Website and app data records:
+++

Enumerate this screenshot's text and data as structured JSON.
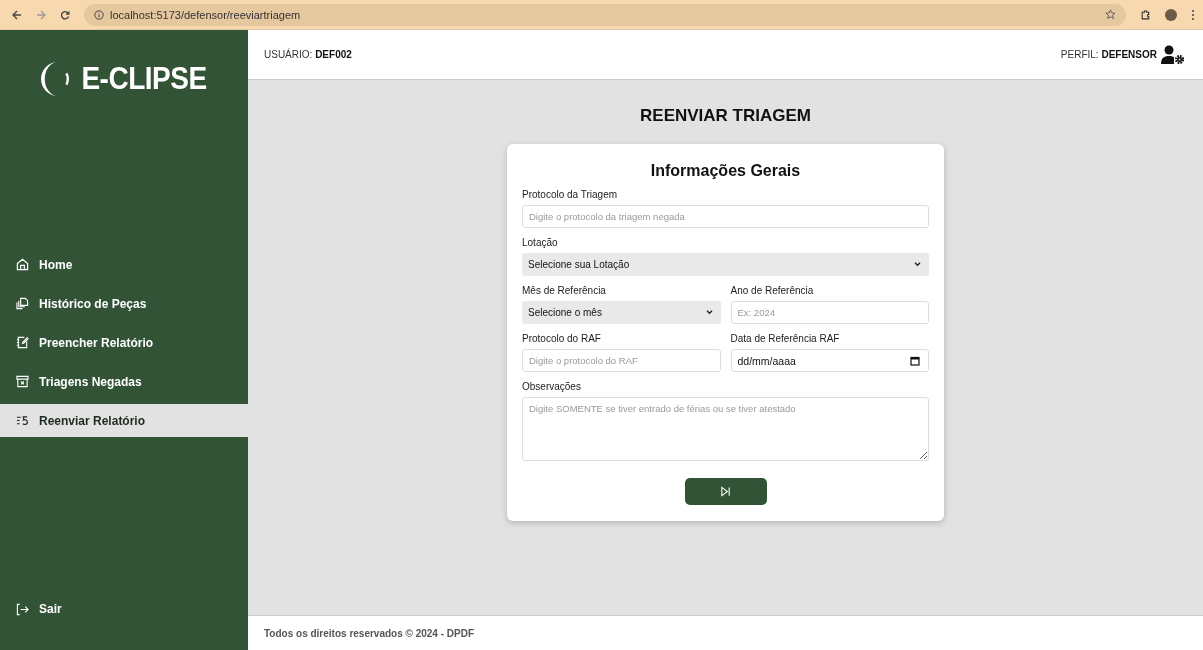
{
  "browser": {
    "url": "localhost:5173/defensor/reeviartriagem"
  },
  "header": {
    "user_label": "USUÁRIO:",
    "user_value": "DEF002",
    "profile_label": "PERFIL:",
    "profile_value": "DEFENSOR"
  },
  "sidebar": {
    "logo": "E-CLIPSE",
    "items": [
      {
        "label": "Home",
        "selected": false
      },
      {
        "label": "Histórico de Peças",
        "selected": false
      },
      {
        "label": "Preencher Relatório",
        "selected": false
      },
      {
        "label": "Triagens Negadas",
        "selected": false
      },
      {
        "label": "Reenviar Relatório",
        "selected": true
      }
    ],
    "logout": "Sair"
  },
  "page_title": "REENVIAR TRIAGEM",
  "form": {
    "title": "Informações Gerais",
    "rows": [
      [
        {
          "kind": "text",
          "label": "Protocolo da Triagem",
          "placeholder": "Digite o protocolo da triagem negada"
        }
      ],
      [
        {
          "kind": "select",
          "label": "Lotação",
          "value": "Selecione sua Lotação"
        }
      ],
      [
        {
          "kind": "select",
          "label": "Mês de Referência",
          "value": "Selecione o mês"
        },
        {
          "kind": "text",
          "label": "Ano de Referência",
          "placeholder": "Ex: 2024"
        }
      ],
      [
        {
          "kind": "text",
          "label": "Protocolo do RAF",
          "placeholder": "Digite o protocolo do RAF"
        },
        {
          "kind": "date",
          "label": "Data de Referência RAF",
          "value": "dd/mm/aaaa"
        }
      ],
      [
        {
          "kind": "textarea",
          "label": "Observações",
          "placeholder": "Digite SOMENTE se tiver entrado de férias ou se tiver atestado"
        }
      ]
    ]
  },
  "footer": "Todos os direitos reservados © 2024 - DPDF"
}
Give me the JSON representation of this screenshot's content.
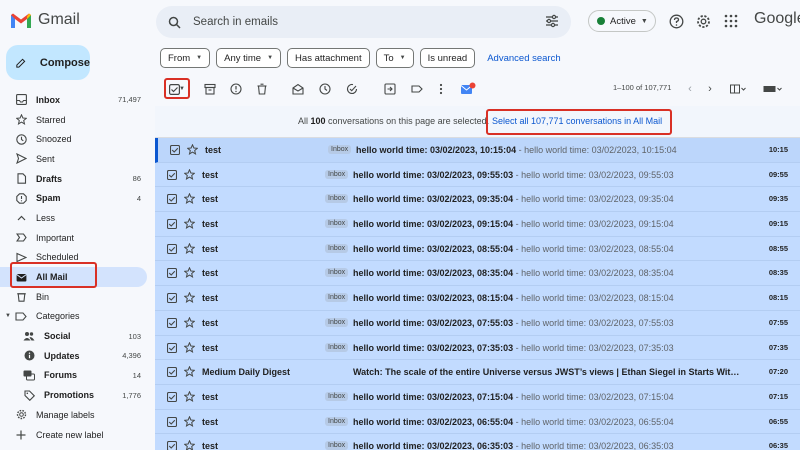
{
  "app": {
    "name": "Gmail",
    "google": "Google"
  },
  "compose_label": "Compose",
  "search": {
    "placeholder": "Search in emails"
  },
  "status": {
    "label": "Active"
  },
  "nav": [
    {
      "label": "Inbox",
      "count": "71,497",
      "bold": true,
      "icon": "inbox-icon"
    },
    {
      "label": "Starred",
      "count": "",
      "bold": false,
      "icon": "star-icon"
    },
    {
      "label": "Snoozed",
      "count": "",
      "bold": false,
      "icon": "clock-icon"
    },
    {
      "label": "Sent",
      "count": "",
      "bold": false,
      "icon": "send-icon"
    },
    {
      "label": "Drafts",
      "count": "86",
      "bold": true,
      "icon": "draft-icon"
    },
    {
      "label": "Spam",
      "count": "4",
      "bold": true,
      "icon": "spam-icon"
    },
    {
      "label": "Less",
      "count": "",
      "bold": false,
      "icon": "chevron-up-icon"
    },
    {
      "label": "Important",
      "count": "",
      "bold": false,
      "icon": "important-icon"
    },
    {
      "label": "Scheduled",
      "count": "",
      "bold": false,
      "icon": "scheduled-icon"
    },
    {
      "label": "All Mail",
      "count": "",
      "bold": true,
      "icon": "all-mail-icon",
      "active": true
    },
    {
      "label": "Bin",
      "count": "",
      "bold": false,
      "icon": "trash-icon"
    },
    {
      "label": "Categories",
      "count": "",
      "bold": false,
      "icon": "label-icon"
    },
    {
      "label": "Social",
      "count": "103",
      "bold": true,
      "icon": "people-icon",
      "sub": true
    },
    {
      "label": "Updates",
      "count": "4,396",
      "bold": true,
      "icon": "info-icon",
      "sub": true
    },
    {
      "label": "Forums",
      "count": "14",
      "bold": true,
      "icon": "forum-icon",
      "sub": true
    },
    {
      "label": "Promotions",
      "count": "1,776",
      "bold": true,
      "icon": "tag-icon",
      "sub": true
    },
    {
      "label": "Manage labels",
      "count": "",
      "bold": false,
      "icon": "gear-icon"
    },
    {
      "label": "Create new label",
      "count": "",
      "bold": false,
      "icon": "plus-icon"
    }
  ],
  "chips": [
    {
      "label": "From",
      "dropdown": true
    },
    {
      "label": "Any time",
      "dropdown": true
    },
    {
      "label": "Has attachment",
      "dropdown": false
    },
    {
      "label": "To",
      "dropdown": true
    },
    {
      "label": "Is unread",
      "dropdown": false
    }
  ],
  "advanced_search": "Advanced search",
  "pager": "1–100 of 107,771",
  "banner": {
    "prefix": "All ",
    "count": "100",
    "suffix": " conversations on this page are selected.",
    "link": "Select all 107,771 conversations in All Mail"
  },
  "emails": [
    {
      "sender": "test",
      "tag": "Inbox",
      "subject": "hello world time: 03/02/2023, 10:15:04",
      "snippet": " - hello world time: 03/02/2023, 10:15:04",
      "time": "10:15"
    },
    {
      "sender": "test",
      "tag": "Inbox",
      "subject": "hello world time: 03/02/2023, 09:55:03",
      "snippet": " - hello world time: 03/02/2023, 09:55:03",
      "time": "09:55"
    },
    {
      "sender": "test",
      "tag": "Inbox",
      "subject": "hello world time: 03/02/2023, 09:35:04",
      "snippet": " - hello world time: 03/02/2023, 09:35:04",
      "time": "09:35"
    },
    {
      "sender": "test",
      "tag": "Inbox",
      "subject": "hello world time: 03/02/2023, 09:15:04",
      "snippet": " - hello world time: 03/02/2023, 09:15:04",
      "time": "09:15"
    },
    {
      "sender": "test",
      "tag": "Inbox",
      "subject": "hello world time: 03/02/2023, 08:55:04",
      "snippet": " - hello world time: 03/02/2023, 08:55:04",
      "time": "08:55"
    },
    {
      "sender": "test",
      "tag": "Inbox",
      "subject": "hello world time: 03/02/2023, 08:35:04",
      "snippet": " - hello world time: 03/02/2023, 08:35:04",
      "time": "08:35"
    },
    {
      "sender": "test",
      "tag": "Inbox",
      "subject": "hello world time: 03/02/2023, 08:15:04",
      "snippet": " - hello world time: 03/02/2023, 08:15:04",
      "time": "08:15"
    },
    {
      "sender": "test",
      "tag": "Inbox",
      "subject": "hello world time: 03/02/2023, 07:55:03",
      "snippet": " - hello world time: 03/02/2023, 07:55:03",
      "time": "07:55"
    },
    {
      "sender": "test",
      "tag": "Inbox",
      "subject": "hello world time: 03/02/2023, 07:35:03",
      "snippet": " - hello world time: 03/02/2023, 07:35:03",
      "time": "07:35"
    },
    {
      "sender": "Medium Daily Digest",
      "tag": "",
      "subject": "Watch: The scale of the entire Universe versus JWST’s views | Ethan Siegel in Starts Wit…",
      "snippet": "",
      "time": "07:20"
    },
    {
      "sender": "test",
      "tag": "Inbox",
      "subject": "hello world time: 03/02/2023, 07:15:04",
      "snippet": " - hello world time: 03/02/2023, 07:15:04",
      "time": "07:15"
    },
    {
      "sender": "test",
      "tag": "Inbox",
      "subject": "hello world time: 03/02/2023, 06:55:04",
      "snippet": " - hello world time: 03/02/2023, 06:55:04",
      "time": "06:55"
    },
    {
      "sender": "test",
      "tag": "Inbox",
      "subject": "hello world time: 03/02/2023, 06:35:03",
      "snippet": " - hello world time: 03/02/2023, 06:35:03",
      "time": "06:35"
    }
  ],
  "colors": {
    "accent": "#0b57d0",
    "selected_row": "#c2dbff",
    "compose": "#c2e7ff",
    "highlight": "#d93025"
  }
}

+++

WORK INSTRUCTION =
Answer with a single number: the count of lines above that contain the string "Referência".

SOLUTION FOR THIS PROBLEM =
3